(Interface dataset entries)

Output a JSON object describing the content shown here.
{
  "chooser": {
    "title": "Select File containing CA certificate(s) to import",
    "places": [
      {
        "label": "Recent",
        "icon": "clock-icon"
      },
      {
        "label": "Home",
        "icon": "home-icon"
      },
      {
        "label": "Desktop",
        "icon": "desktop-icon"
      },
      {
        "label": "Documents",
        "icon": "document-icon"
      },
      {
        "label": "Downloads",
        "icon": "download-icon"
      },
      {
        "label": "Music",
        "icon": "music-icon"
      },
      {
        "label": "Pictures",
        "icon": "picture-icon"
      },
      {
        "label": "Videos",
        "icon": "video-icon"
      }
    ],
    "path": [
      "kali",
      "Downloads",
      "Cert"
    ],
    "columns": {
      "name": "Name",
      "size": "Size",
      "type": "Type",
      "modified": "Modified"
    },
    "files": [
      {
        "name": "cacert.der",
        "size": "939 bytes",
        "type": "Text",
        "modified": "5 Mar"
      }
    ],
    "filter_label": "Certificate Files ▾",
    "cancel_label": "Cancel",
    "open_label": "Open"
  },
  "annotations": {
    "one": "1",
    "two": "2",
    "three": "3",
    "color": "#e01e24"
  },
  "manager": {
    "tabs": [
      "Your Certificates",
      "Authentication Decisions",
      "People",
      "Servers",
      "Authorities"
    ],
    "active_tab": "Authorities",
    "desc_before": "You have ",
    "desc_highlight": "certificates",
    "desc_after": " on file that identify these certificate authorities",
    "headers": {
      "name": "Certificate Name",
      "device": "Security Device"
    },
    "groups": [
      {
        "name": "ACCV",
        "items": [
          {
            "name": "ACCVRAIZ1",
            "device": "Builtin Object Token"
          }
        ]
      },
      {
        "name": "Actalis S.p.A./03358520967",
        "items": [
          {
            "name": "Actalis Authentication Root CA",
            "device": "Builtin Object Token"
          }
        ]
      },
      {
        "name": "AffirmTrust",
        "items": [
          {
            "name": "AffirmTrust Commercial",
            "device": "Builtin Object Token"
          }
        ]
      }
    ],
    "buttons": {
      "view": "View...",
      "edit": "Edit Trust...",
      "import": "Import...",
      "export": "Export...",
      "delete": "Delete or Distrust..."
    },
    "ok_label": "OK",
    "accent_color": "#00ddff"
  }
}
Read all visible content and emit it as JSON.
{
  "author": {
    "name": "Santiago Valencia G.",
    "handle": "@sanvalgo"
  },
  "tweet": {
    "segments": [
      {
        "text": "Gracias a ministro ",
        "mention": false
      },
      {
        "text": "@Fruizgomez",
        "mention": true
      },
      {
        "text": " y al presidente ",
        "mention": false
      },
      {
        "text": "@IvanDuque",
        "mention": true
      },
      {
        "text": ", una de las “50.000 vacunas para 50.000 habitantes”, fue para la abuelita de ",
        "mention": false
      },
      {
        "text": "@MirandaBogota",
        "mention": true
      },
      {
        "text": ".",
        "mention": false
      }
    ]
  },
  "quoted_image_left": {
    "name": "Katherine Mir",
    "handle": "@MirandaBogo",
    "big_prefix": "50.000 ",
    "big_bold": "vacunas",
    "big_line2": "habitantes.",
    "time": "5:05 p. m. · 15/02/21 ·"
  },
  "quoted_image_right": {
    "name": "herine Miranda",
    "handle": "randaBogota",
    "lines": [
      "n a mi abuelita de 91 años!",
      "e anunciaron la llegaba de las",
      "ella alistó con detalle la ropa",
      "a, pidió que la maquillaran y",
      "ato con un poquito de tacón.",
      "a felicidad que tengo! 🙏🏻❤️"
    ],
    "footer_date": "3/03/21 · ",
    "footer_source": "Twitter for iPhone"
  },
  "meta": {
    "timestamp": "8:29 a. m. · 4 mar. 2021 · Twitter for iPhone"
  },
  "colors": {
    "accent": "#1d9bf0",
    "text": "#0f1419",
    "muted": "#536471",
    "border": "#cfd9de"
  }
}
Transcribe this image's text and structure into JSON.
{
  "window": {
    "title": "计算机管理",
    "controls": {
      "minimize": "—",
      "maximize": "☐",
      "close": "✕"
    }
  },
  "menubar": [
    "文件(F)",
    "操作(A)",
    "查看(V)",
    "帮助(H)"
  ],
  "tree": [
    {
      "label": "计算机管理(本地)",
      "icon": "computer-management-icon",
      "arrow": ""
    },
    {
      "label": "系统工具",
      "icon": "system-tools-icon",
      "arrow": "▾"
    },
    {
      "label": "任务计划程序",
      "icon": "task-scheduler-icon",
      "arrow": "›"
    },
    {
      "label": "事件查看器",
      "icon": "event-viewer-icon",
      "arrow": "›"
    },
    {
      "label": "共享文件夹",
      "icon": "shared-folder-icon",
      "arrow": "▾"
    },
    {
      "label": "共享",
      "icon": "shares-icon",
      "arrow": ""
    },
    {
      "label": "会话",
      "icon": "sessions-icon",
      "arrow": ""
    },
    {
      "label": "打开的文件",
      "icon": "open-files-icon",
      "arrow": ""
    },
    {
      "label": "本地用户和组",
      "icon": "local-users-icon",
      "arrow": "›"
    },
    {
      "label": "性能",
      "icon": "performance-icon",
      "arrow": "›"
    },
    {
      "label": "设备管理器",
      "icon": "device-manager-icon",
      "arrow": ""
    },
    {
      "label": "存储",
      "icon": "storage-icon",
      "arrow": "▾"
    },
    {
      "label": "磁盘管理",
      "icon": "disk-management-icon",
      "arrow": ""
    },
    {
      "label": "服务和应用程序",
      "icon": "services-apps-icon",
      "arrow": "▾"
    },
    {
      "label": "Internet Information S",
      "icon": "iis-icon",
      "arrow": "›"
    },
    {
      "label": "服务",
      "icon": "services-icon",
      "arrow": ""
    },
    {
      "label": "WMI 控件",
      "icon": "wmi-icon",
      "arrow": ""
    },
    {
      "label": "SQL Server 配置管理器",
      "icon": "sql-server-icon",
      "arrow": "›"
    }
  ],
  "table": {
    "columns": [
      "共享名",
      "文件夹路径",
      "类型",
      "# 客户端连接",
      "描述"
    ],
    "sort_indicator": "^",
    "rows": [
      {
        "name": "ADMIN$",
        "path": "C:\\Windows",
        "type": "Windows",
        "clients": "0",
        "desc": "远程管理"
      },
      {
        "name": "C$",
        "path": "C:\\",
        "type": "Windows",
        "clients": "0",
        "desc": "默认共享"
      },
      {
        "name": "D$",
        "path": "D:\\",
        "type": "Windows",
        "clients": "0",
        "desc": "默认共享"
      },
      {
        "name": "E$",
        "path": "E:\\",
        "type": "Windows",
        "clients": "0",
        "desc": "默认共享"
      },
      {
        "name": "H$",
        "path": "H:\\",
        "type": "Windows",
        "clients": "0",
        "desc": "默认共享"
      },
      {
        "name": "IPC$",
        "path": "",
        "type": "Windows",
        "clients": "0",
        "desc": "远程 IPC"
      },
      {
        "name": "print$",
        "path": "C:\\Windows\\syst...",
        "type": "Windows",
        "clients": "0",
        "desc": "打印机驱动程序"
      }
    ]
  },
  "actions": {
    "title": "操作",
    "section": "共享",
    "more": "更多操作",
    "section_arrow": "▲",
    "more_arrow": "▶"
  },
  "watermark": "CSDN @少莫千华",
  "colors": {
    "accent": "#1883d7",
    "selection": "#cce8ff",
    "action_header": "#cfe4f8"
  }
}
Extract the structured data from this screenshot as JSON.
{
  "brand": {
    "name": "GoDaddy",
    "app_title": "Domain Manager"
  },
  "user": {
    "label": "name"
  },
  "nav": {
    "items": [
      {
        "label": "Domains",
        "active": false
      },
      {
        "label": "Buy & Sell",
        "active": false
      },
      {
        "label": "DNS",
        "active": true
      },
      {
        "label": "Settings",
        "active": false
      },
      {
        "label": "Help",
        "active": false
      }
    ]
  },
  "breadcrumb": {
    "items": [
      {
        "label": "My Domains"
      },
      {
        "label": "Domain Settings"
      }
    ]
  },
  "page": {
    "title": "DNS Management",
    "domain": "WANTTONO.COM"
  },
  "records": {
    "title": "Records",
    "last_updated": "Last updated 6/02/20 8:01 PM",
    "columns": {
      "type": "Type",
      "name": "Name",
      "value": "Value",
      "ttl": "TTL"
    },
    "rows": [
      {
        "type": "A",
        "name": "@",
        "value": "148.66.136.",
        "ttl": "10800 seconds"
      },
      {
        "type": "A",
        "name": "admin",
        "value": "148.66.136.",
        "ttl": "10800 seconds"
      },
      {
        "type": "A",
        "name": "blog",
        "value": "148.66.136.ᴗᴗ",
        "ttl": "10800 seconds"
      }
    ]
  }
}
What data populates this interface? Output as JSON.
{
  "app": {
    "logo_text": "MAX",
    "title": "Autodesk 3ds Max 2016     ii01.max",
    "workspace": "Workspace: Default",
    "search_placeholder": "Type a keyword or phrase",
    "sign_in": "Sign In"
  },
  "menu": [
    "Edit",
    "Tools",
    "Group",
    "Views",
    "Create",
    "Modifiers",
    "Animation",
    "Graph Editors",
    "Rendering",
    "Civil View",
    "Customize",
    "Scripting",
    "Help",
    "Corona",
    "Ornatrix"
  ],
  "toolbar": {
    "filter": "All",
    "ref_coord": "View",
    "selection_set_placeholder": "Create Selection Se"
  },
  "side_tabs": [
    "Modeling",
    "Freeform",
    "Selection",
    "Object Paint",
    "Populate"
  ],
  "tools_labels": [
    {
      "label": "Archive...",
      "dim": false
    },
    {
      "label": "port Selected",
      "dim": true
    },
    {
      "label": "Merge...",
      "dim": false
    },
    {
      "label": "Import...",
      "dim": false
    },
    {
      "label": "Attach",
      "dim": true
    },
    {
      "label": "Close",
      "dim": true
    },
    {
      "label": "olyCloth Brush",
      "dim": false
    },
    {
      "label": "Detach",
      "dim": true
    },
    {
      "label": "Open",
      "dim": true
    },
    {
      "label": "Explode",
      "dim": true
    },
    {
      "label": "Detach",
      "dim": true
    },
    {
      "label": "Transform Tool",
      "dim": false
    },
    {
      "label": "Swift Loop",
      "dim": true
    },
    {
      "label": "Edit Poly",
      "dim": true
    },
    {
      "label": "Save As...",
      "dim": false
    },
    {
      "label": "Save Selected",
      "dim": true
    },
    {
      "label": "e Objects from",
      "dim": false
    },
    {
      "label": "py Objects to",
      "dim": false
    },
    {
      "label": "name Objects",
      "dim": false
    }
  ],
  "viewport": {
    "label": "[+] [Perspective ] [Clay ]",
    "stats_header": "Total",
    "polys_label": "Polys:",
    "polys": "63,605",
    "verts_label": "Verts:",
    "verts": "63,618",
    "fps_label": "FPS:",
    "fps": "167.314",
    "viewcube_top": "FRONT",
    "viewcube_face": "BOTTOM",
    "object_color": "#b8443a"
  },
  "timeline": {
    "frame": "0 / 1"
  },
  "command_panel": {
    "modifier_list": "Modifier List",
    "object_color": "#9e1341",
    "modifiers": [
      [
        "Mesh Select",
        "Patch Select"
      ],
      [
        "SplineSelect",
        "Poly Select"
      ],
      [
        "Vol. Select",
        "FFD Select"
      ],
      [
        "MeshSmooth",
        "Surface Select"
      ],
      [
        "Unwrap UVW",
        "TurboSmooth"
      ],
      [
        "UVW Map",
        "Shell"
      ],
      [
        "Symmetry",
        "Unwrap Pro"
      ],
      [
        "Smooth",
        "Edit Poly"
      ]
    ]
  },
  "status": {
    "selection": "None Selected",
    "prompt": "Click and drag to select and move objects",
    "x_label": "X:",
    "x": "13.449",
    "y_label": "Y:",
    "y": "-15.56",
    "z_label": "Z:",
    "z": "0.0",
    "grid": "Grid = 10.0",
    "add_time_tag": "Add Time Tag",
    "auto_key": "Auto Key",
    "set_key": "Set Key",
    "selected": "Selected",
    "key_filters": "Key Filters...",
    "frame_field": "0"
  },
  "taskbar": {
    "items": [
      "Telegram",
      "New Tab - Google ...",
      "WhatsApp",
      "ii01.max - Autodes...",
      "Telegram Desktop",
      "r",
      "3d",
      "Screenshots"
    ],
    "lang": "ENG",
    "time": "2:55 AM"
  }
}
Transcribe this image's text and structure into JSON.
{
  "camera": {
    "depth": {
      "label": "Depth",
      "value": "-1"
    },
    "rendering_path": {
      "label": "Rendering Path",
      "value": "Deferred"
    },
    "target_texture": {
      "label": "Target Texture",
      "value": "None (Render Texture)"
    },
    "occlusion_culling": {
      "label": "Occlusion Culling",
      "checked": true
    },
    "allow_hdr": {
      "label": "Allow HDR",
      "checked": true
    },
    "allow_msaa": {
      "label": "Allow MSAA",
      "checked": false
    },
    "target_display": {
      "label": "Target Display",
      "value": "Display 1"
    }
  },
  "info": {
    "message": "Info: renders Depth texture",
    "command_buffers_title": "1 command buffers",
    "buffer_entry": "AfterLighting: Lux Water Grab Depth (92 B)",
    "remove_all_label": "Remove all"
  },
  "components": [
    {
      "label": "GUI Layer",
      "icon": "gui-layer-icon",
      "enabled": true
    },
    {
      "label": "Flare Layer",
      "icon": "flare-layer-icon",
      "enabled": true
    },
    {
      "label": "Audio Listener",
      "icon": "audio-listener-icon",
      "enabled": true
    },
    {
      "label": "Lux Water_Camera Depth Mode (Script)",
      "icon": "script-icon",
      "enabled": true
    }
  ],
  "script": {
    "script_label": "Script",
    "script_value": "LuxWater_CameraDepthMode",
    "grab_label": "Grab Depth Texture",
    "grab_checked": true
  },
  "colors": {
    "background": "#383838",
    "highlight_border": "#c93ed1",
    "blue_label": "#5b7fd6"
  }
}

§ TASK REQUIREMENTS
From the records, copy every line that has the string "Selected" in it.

§ SOLUTION
      "label": "port Selected",
      "label": "Save Selected",
    "selection": "None Selected",
    "selected": "Selected",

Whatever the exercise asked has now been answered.